The Nutrition in Medicine Research Group carries out translational nutrient-based clinical studies with the aim of having a positive impact on patient health outcomes and quality of life.
Critical illness and septic shock
We have shown that critically ill patients, particularly those with septic shock, have severely depleted vitamin C status, despite recommended intakes. This indicates enhanced requirement for the vitamin during inflammatory and infectious conditions.
We are currently administering intravenous vitamin C to patients with septic shock to assess the effects on patient health outcomes as vitamin C has been shown to support the cardiovascular and other organ systems.
- Hypovitaminosis C and vitamin C deficiency in critically ill patients despite recommended enteral and parenteral intakes
- Stability of intravenous vitamin C solutions: a technical report
- Appropriate handling, processing and analysis of blood samples is essential to avoid oxidation of vitamin C to dehydroascorbic acid
- Circulating myeloperoxidase is elevated in septic shock and is associated with systemic organ failure and mortality in critically ill patients
Review articles and commentaries
- Ascorbate-dependent vasopressor synthesis: a rationale for vitamin C administration in severe sepsis and septic shock?
- Can a simple chemical help to both prevent and treat sepsis?
- Duration of intravenous vitamin C therapy is a critical consideration
- Vitamin C administration in the critically ill: a summary of recent meta-analyses
Infectious diseases and immune function
Vitamin C supports the immune system and has important roles to play in immune cell function. We are carrying out observational and interventional studies in patients with pneumonia, which is one of the major causes of sepsis. If we are able to attenuate the symptoms of pneumonia, this may decrease the likelihood of sepsis developing.
- The role of physiological vitamin C concentrations on key functions of neutrophils isolated from healthy individuals
Review articles and book chapters
- Vitamin C and immune function
- Vitamin C in pneumonia and sepsis
- Vitamin C and neutrophil function: findings from randomized controlled trials
Neurological disease and mental health
The brain and neuroendocrine glands contain the highest levels of vitamin C in the body indicating an important role for the vitamin in the nervous system. We are currently carrying out observational studies investigating the vitamin C status and biomarkers of inflammation and oxidative stress in patients with Parkinson’s disease and mood disorders.
Individuals with diabetes mellitus are under enhanced inflammatory and oxidative stress. Our research shows that they have lower vitamin C status.
- Inadequate vitamin C status in prediabetes and type 2 diabetes mellitus: associations with glycaemic control, obesity, and smoking
- SunGold kiwifruit supplementation of individuals with prediabetes alters gut microbiota and improves vitamin C status, anthropometric and clinical markers
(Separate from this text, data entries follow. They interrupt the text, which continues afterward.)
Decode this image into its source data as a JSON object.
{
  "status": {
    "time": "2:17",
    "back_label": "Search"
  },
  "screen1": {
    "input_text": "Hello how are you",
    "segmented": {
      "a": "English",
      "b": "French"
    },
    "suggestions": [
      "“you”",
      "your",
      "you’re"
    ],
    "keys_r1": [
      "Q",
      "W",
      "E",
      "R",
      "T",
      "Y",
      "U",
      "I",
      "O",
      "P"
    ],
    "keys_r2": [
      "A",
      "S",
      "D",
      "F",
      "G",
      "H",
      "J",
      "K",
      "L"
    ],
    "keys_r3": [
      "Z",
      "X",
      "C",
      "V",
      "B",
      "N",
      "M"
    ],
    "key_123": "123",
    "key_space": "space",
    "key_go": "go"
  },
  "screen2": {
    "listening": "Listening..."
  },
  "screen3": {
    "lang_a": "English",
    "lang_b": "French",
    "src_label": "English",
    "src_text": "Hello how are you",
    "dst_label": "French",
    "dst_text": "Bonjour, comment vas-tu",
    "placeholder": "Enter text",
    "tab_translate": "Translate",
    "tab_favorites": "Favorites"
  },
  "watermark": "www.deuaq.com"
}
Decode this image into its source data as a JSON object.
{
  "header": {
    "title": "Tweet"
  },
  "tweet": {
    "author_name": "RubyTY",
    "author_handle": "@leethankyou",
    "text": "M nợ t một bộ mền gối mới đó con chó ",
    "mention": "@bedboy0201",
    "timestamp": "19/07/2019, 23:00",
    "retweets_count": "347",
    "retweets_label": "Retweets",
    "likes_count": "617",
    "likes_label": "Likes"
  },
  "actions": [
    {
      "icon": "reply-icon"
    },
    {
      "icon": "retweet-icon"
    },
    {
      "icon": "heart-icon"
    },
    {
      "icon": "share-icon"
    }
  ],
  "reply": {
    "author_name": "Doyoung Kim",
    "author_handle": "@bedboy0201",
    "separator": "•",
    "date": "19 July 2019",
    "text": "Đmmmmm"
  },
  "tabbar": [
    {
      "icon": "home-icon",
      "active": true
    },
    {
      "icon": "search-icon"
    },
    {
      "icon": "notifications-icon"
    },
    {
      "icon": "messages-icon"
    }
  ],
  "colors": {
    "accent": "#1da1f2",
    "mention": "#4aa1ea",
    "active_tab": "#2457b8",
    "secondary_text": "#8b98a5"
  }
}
Patient quality of life
Acute and chronic illnesses can dramatically impact on patients’ quality of life. Furthermore, various drugs, such as those used during cancer chemotherapy, can also impact negatively on quality of life.
We have carried out a number of case studies showing dramatic improvement in quality of life of oncology patients administered intravenous vitamin C. We are currently carrying out observational and interventional studies investigating the vitamin C status and the quality of life of myeloma patients undergoing conditioning chemotherapy and stem cell transplantation.
- Relief from cancer chemotherapy side effects with pharmacologic vitamin C
- Parenteral vitamin C for palliative care of terminal cancer patients
- Parenteral vitamin C relieves chronic fatigue and pain in a patient with rheumatoid arthritis and mononeuritis multiplex secondary to CNS vasculitis
- The role of vitamin C in the treatment of pain: new insights
- Intravenous vitamin C for cancer therapy - identifying the current gaps in our knowledge
- The effect of intravenous vitamin C on cancer- and chemotherapy-related fatigue and quality of life